Night is close to falling across the Adelaide Hills as a permaculture group talks about what Martin Freney should be planting around his earthship when it's finally done. Down the hill is Marty's earthship, which is an ideal home for anyone who fears the coming environmental apocalypse and is looking for a cushy place to ride it out.
An earthship is an off-the-grid, entirely self-sustaining house that's able to provide all life's essentials. It grows its own food, balances its temperature, collects its own water, produces its own power, recycles its wastewater and is built using materials like dirt, used tyres, and beer cans—all stuff that absorbs heat during the day and pushes it back out at night.
Excusing himself from the group, Marty shows me around his nearly-complete home. He's not nearly that hardcore when it comes to the self-sufficiency side of it, although he keeps bee hives and chickens nearby.
"It's a good answer to lots of the problems coming at us with climate change and resource scarcity and expensive electricity, expensive water, expensive food," Marty said when I asked why he decided to build this thing.
"The earthship helps address all those problems by being a home that provides them all and comfortable indoor living conditions with its own electricity. It is a bit like a spaceship in that sense, or a sailing ship in that sense, it just gives you everything you needs. It can provide the essentials of life, to a certain degree."
Earthships were first created in the deserts of Taos, New Mexico, by an architect named Mike Reynolds. Straight out of university, the shaggy-haired Reynolds went to work building houses from trash. He published his thesis in 1971 and became a renegade so critical of architecture as a profession that he disappeared into the desert with a ragtag group of followers where he kept on building his "radically sustainable" structures.
The promise of environmentally conscious houses attracted buyers, but the designs were experimental and with them came problems like leaky roofs or poorly built temperature systems. Eventually Reynolds pissed off enough clients that in 1990 the State Architects Board of New Mexico stripped him of his licence, only returning it 17 years later. To get his licence back Reynolds had to agree to follow their guidelines, which he did, albeit reluctantly.
Reynolds has since been made an icon of the environmental movement and his designs have gone global, being sold to greenies, survivalists, and people who want something a bit different. The first earthship in Australia went up in Agnes Water, Queensland a few years ago. Marty's was the second to start, the first legal earthship in Australia and the first certified by Reynolds himself.
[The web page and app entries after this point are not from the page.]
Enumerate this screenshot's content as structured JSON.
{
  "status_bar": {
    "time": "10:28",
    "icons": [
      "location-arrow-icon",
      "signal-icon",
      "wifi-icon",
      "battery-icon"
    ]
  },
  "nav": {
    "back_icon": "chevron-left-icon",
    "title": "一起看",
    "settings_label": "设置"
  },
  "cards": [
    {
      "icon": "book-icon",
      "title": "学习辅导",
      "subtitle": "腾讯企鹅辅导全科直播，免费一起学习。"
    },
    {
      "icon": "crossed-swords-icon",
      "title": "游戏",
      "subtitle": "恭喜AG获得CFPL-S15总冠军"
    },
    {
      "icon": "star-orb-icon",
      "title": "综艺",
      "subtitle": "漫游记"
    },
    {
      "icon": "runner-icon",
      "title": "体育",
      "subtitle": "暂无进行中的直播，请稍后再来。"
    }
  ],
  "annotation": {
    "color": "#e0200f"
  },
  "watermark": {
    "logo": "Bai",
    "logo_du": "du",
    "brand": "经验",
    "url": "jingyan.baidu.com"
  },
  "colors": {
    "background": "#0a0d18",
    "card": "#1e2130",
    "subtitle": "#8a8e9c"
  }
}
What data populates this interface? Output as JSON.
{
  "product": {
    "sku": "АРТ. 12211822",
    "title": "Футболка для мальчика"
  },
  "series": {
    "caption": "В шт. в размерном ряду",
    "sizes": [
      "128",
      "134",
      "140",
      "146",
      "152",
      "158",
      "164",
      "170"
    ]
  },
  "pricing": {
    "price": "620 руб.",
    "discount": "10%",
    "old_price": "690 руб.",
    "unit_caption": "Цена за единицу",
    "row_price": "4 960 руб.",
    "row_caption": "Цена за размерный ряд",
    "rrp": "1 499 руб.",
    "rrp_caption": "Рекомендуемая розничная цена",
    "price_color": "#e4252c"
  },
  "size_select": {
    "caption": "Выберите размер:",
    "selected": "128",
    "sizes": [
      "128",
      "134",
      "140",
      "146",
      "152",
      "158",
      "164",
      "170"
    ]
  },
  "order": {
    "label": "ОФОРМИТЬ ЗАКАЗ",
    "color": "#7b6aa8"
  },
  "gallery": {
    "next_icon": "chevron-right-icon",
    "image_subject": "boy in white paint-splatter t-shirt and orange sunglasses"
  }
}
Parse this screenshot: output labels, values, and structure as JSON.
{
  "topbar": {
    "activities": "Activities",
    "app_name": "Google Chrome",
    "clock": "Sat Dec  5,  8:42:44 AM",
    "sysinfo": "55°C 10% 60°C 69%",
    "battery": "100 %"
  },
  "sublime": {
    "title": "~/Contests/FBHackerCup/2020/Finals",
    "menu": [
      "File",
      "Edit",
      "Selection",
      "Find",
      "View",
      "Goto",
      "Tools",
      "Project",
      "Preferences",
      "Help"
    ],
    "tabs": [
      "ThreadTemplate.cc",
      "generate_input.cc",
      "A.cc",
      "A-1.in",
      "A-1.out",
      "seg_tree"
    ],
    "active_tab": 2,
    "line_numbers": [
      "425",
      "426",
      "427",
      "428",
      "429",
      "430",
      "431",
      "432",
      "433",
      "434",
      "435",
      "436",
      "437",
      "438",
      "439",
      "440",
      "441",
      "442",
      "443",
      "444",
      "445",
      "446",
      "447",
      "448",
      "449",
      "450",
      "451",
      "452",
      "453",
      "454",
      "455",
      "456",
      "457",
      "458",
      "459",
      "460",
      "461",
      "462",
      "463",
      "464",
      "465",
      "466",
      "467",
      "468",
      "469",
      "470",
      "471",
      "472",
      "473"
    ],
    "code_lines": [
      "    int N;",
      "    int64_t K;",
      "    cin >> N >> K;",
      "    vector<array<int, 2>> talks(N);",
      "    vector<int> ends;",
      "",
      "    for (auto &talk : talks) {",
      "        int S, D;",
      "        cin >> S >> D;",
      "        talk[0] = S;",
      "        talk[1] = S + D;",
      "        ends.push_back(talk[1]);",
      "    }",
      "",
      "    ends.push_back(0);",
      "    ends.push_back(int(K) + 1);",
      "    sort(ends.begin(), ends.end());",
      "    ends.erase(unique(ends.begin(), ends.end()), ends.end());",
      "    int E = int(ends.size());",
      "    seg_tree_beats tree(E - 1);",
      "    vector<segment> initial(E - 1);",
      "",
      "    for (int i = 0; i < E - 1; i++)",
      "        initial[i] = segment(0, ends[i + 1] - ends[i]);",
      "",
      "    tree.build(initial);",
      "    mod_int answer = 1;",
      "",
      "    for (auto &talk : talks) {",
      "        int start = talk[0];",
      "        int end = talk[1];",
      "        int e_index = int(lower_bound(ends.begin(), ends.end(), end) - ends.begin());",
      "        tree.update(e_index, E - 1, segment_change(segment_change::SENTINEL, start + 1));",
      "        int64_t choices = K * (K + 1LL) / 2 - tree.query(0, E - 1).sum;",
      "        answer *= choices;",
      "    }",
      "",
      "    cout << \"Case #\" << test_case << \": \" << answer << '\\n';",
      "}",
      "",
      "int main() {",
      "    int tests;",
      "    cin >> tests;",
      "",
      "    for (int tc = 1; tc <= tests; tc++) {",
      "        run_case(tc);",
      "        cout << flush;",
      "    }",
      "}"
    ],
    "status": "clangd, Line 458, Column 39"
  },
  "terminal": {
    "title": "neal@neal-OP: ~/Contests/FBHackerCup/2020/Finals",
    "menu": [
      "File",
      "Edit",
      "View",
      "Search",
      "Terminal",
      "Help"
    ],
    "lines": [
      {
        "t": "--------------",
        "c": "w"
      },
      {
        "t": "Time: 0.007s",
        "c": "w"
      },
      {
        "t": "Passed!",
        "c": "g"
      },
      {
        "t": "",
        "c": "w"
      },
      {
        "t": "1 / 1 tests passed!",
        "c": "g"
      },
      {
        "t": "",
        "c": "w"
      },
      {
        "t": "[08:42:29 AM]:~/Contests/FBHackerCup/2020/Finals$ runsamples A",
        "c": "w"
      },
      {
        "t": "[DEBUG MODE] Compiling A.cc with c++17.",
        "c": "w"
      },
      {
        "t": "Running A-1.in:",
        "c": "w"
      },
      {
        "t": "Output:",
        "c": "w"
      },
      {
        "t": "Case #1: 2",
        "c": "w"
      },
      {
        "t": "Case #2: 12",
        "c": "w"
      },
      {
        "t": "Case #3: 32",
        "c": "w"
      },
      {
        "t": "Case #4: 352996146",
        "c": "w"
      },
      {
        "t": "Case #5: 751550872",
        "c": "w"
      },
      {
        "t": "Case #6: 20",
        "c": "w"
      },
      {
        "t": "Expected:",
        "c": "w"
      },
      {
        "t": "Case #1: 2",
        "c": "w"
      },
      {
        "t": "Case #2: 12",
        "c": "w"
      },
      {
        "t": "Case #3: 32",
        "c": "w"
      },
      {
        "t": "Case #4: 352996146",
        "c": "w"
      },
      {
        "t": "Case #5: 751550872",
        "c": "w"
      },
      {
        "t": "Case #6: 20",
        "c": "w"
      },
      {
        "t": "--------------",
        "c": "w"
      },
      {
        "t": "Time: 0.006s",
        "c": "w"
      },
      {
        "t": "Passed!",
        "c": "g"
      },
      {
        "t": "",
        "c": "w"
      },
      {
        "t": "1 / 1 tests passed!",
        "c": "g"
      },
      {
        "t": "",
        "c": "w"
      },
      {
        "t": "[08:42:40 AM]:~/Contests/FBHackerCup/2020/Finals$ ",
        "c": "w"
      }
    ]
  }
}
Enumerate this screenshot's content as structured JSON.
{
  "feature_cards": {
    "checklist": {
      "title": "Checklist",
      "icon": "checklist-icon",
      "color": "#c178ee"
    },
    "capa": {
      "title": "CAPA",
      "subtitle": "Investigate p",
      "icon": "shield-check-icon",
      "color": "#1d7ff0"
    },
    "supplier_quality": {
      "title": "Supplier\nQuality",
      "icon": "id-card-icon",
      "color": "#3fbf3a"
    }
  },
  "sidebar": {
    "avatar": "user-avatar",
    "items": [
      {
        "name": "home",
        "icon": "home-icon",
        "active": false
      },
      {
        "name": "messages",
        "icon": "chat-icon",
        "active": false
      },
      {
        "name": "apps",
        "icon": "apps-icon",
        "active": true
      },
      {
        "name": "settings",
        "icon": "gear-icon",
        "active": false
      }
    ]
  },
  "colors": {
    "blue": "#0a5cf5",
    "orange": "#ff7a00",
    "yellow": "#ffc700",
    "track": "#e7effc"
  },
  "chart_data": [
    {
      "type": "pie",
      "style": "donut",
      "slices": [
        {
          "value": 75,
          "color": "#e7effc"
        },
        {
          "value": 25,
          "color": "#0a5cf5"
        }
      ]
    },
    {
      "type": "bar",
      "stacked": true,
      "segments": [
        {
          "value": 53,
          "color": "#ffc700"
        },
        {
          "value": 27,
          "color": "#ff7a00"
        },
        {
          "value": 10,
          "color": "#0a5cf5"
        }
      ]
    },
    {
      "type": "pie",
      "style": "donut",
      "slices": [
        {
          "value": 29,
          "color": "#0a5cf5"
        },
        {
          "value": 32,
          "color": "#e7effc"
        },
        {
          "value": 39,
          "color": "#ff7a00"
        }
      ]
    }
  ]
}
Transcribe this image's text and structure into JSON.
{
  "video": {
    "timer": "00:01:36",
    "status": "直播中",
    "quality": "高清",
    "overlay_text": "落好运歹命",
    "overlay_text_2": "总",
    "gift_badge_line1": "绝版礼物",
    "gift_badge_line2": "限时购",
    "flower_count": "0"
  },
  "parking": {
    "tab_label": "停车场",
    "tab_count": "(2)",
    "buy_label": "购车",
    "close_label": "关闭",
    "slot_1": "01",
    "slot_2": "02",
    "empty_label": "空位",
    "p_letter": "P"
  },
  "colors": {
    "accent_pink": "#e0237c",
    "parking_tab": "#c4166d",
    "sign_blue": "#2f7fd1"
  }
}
Back in the Adelaide Hills, Marty is admiring his own incarnation of the Reynolds dream. Marty started off building an outlaw earthship, he tells me, but stopped when he thought better. Once he got planning approval, he started up again. But because the council had him on their radar, they made him stop until he'd also been given building approval.
"They got a bit grumpy at me," he said, adding that there hasn't been much of a problem since. A bigger problem was his greywater system that pipes washing machine water into the garden to grown food. It's a system that wasn't approved by the health authorities who made him decommission it after he boasted of the system to a local reporter.
Marty's pretty laid back about it all now, though he says it's been stressful at times.
It's not the only change that has had to be made. Elements of the design had to be altered to suit an Australian climate because what works in North America doesn't always work here. It's why the glazing on the windows is vertical rather than angled to deal with the harsher sun and the greenhouse roof is designed to fit more solar panels. Marty retained the tire wall design though, saying it's fire retardant and therefore well suited to Australia.
In terms of price, a cookie-cutter home of the same size is probably cheaper if only because developers have them down to a fine art, although the idea is that an earthship will reduce living costs over time. It's why other earthships are starting to go up across the country and a lot of those building them first learned how by making the trip into the Adelaide Hills to help work on Marty's. As far as Marty knows, they're all outlaw builds.
As for Marty's place, it's almost finished. It's taken seven years and $170,000 to get to this point, but then that's because he never really had a schedule and was (for a time) working a full time teaching sustainable design at the University of South Australia.
There's a floor in the entrance that needs to be sealed and then he needs to start work making the whole thing look less like a construction site. When it finally sets sail, he plans to rent the place out as a bed and breakfast, though he doesn't know how much he's going to charge and right now his 12-year-old son, Zephyr, mainly uses it to bash a drum kit.
"We'll finish it this summer," he said. "But I've been saying we'll finish this summer for three years."
Follow Royce on Twitter.